### [Work instructions]
The response should consist of every record, reproduced exactly.

Data records for software interfaces:
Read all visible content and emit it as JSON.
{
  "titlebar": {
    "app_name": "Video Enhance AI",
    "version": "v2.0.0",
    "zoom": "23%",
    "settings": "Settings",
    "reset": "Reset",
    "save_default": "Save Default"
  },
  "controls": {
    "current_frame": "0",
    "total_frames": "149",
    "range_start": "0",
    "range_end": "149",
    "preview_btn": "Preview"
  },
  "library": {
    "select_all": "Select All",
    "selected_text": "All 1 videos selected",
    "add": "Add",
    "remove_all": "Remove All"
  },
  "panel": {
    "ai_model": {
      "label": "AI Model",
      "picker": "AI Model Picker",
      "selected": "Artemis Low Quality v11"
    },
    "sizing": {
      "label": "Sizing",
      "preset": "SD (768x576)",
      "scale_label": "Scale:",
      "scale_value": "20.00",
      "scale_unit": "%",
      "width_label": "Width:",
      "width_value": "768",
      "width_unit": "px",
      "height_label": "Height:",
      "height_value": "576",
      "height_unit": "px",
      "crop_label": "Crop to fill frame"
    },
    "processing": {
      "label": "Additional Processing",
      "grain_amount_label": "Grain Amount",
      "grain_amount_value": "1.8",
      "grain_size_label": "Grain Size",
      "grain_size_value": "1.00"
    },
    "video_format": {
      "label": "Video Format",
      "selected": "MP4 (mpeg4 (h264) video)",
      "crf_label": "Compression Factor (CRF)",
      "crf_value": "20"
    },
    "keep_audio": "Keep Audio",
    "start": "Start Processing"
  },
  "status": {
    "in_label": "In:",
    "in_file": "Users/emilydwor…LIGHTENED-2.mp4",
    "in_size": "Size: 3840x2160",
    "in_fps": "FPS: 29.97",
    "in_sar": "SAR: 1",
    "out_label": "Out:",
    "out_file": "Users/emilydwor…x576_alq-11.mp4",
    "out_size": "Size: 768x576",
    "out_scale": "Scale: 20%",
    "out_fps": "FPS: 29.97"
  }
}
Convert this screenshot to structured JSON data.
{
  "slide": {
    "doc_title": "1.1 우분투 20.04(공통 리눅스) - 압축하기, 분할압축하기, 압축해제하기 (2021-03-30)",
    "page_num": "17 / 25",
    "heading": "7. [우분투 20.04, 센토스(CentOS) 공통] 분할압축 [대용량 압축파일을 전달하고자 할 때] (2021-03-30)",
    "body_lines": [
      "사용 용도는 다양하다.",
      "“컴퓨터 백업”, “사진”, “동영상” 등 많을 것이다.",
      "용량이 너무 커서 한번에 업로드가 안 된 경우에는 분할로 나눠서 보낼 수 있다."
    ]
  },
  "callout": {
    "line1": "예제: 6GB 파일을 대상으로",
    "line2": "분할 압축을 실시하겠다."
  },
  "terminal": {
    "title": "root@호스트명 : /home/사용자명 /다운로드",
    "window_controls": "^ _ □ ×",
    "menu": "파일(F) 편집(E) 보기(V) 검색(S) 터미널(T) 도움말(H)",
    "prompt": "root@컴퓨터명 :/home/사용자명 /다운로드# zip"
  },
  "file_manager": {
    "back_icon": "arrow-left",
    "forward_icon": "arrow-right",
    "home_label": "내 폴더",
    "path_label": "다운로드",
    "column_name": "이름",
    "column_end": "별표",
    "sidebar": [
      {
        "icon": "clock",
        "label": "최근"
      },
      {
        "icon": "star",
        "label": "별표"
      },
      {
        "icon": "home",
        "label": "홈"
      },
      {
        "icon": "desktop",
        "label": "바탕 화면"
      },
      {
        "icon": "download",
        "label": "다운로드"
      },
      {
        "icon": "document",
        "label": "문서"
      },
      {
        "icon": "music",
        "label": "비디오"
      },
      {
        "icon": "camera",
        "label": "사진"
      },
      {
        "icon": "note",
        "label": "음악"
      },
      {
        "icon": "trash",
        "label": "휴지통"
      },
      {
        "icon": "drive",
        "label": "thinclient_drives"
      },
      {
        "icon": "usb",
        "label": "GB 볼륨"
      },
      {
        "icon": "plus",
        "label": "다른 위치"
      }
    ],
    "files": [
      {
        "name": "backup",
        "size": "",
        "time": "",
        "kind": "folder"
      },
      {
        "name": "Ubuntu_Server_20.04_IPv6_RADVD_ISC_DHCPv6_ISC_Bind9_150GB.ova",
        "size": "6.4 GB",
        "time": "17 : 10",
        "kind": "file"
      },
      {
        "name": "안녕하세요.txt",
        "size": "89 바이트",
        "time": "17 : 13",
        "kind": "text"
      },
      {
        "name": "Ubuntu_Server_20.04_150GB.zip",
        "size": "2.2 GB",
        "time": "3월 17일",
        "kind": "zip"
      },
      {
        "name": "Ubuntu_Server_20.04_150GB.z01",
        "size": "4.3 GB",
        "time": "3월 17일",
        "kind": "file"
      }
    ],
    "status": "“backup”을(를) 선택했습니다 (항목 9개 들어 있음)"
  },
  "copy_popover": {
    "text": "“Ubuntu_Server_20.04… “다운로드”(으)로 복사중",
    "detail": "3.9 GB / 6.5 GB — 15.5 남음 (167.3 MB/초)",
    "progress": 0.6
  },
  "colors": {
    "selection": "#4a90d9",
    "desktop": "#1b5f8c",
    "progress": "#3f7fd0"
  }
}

### [Answer box]
Read all visible content and emit it as JSON.
{
  "titlebar": {
    "app_name": "Video Enhance AI",
    "version": "v2.0.0",
    "zoom": "23%",
    "settings": "Settings",
    "reset": "Reset",
    "save_default": "Save Default"
  },
  "controls": {
    "current_frame": "0",
    "total_frames": "149",
    "range_start": "0",
    "range_end": "149",
    "preview_btn": "Preview"
  },
  "library": {
    "select_all": "Select All",
    "selected_text": "All 1 videos selected",
    "add": "Add",
    "remove_all": "Remove All"
  },
  "panel": {
    "ai_model": {
      "label": "AI Model",
      "picker": "AI Model Picker",
      "selected": "Artemis Low Quality v11"
    },
    "sizing": {
      "label": "Sizing",
      "preset": "SD (768x576)",
      "scale_label": "Scale:",
      "scale_value": "20.00",
      "scale_unit": "%",
      "width_label": "Width:",
      "width_value": "768",
      "width_unit": "px",
      "height_label": "Height:",
      "height_value": "576",
      "height_unit": "px",
      "crop_label": "Crop to fill frame"
    },
    "processing": {
      "label": "Additional Processing",
      "grain_amount_label": "Grain Amount",
      "grain_amount_value": "1.8",
      "grain_size_label": "Grain Size",
      "grain_size_value": "1.00"
    },
    "video_format": {
      "label": "Video Format",
      "selected": "MP4 (mpeg4 (h264) video)",
      "crf_label": "Compression Factor (CRF)",
      "crf_value": "20"
    },
    "keep_audio": "Keep Audio",
    "start": "Start Processing"
  },
  "status": {
    "in_label": "In:",
    "in_file": "Users/emilydwor…LIGHTENED-2.mp4",
    "in_size": "Size: 3840x2160",
    "in_fps": "FPS: 29.97",
    "in_sar": "SAR: 1",
    "out_label": "Out:",
    "out_file": "Users/emilydwor…x576_alq-11.mp4",
    "out_size": "Size: 768x576",
    "out_scale": "Scale: 20%",
    "out_fps": "FPS: 29.97"
  }
}
Convert this screenshot to structured JSON data.
{
  "slide": {
    "doc_title": "1.1 우분투 20.04(공통 리눅스) - 압축하기, 분할압축하기, 압축해제하기 (2021-03-30)",
    "page_num": "17 / 25",
    "heading": "7. [우분투 20.04, 센토스(CentOS) 공통] 분할압축 [대용량 압축파일을 전달하고자 할 때] (2021-03-30)",
    "body_lines": [
      "사용 용도는 다양하다.",
      "“컴퓨터 백업”, “사진”, “동영상” 등 많을 것이다.",
      "용량이 너무 커서 한번에 업로드가 안 된 경우에는 분할로 나눠서 보낼 수 있다."
    ]
  },
  "callout": {
    "line1": "예제: 6GB 파일을 대상으로",
    "line2": "분할 압축을 실시하겠다."
  },
  "terminal": {
    "title": "root@호스트명 : /home/사용자명 /다운로드",
    "window_controls": "^ _ □ ×",
    "menu": "파일(F) 편집(E) 보기(V) 검색(S) 터미널(T) 도움말(H)",
    "prompt": "root@컴퓨터명 :/home/사용자명 /다운로드# zip"
  },
  "file_manager": {
    "back_icon": "arrow-left",
    "forward_icon": "arrow-right",
    "home_label": "내 폴더",
    "path_label": "다운로드",
    "column_name": "이름",
    "column_end": "별표",
    "sidebar": [
      {
        "icon": "clock",
        "label": "최근"
      },
      {
        "icon": "star",
        "label": "별표"
      },
      {
        "icon": "home",
        "label": "홈"
      },
      {
        "icon": "desktop",
        "label": "바탕 화면"
      },
      {
        "icon": "download",
        "label": "다운로드"
      },
      {
        "icon": "document",
        "label": "문서"
      },
      {
        "icon": "music",
        "label": "비디오"
      },
      {
        "icon": "camera",
        "label": "사진"
      },
      {
        "icon": "note",
        "label": "음악"
      },
      {
        "icon": "trash",
        "label": "휴지통"
      },
      {
        "icon": "drive",
        "label": "thinclient_drives"
      },
      {
        "icon": "usb",
        "label": "GB 볼륨"
      },
      {
        "icon": "plus",
        "label": "다른 위치"
      }
    ],
    "files": [
      {
        "name": "backup",
        "size": "",
        "time": "",
        "kind": "folder"
      },
      {
        "name": "Ubuntu_Server_20.04_IPv6_RADVD_ISC_DHCPv6_ISC_Bind9_150GB.ova",
        "size": "6.4 GB",
        "time": "17 : 10",
        "kind": "file"
      },
      {
        "name": "안녕하세요.txt",
        "size": "89 바이트",
        "time": "17 : 13",
        "kind": "text"
      },
      {
        "name": "Ubuntu_Server_20.04_150GB.zip",
        "size": "2.2 GB",
        "time": "3월 17일",
        "kind": "zip"
      },
      {
        "name": "Ubuntu_Server_20.04_150GB.z01",
        "size": "4.3 GB",
        "time": "3월 17일",
        "kind": "file"
      }
    ],
    "status": "“backup”을(를) 선택했습니다 (항목 9개 들어 있음)"
  },
  "copy_popover": {
    "text": "“Ubuntu_Server_20.04… “다운로드”(으)로 복사중",
    "detail": "3.9 GB / 6.5 GB — 15.5 남음 (167.3 MB/초)",
    "progress": 0.6
  },
  "colors": {
    "selection": "#4a90d9",
    "desktop": "#1b5f8c",
    "progress": "#3f7fd0"
  }
}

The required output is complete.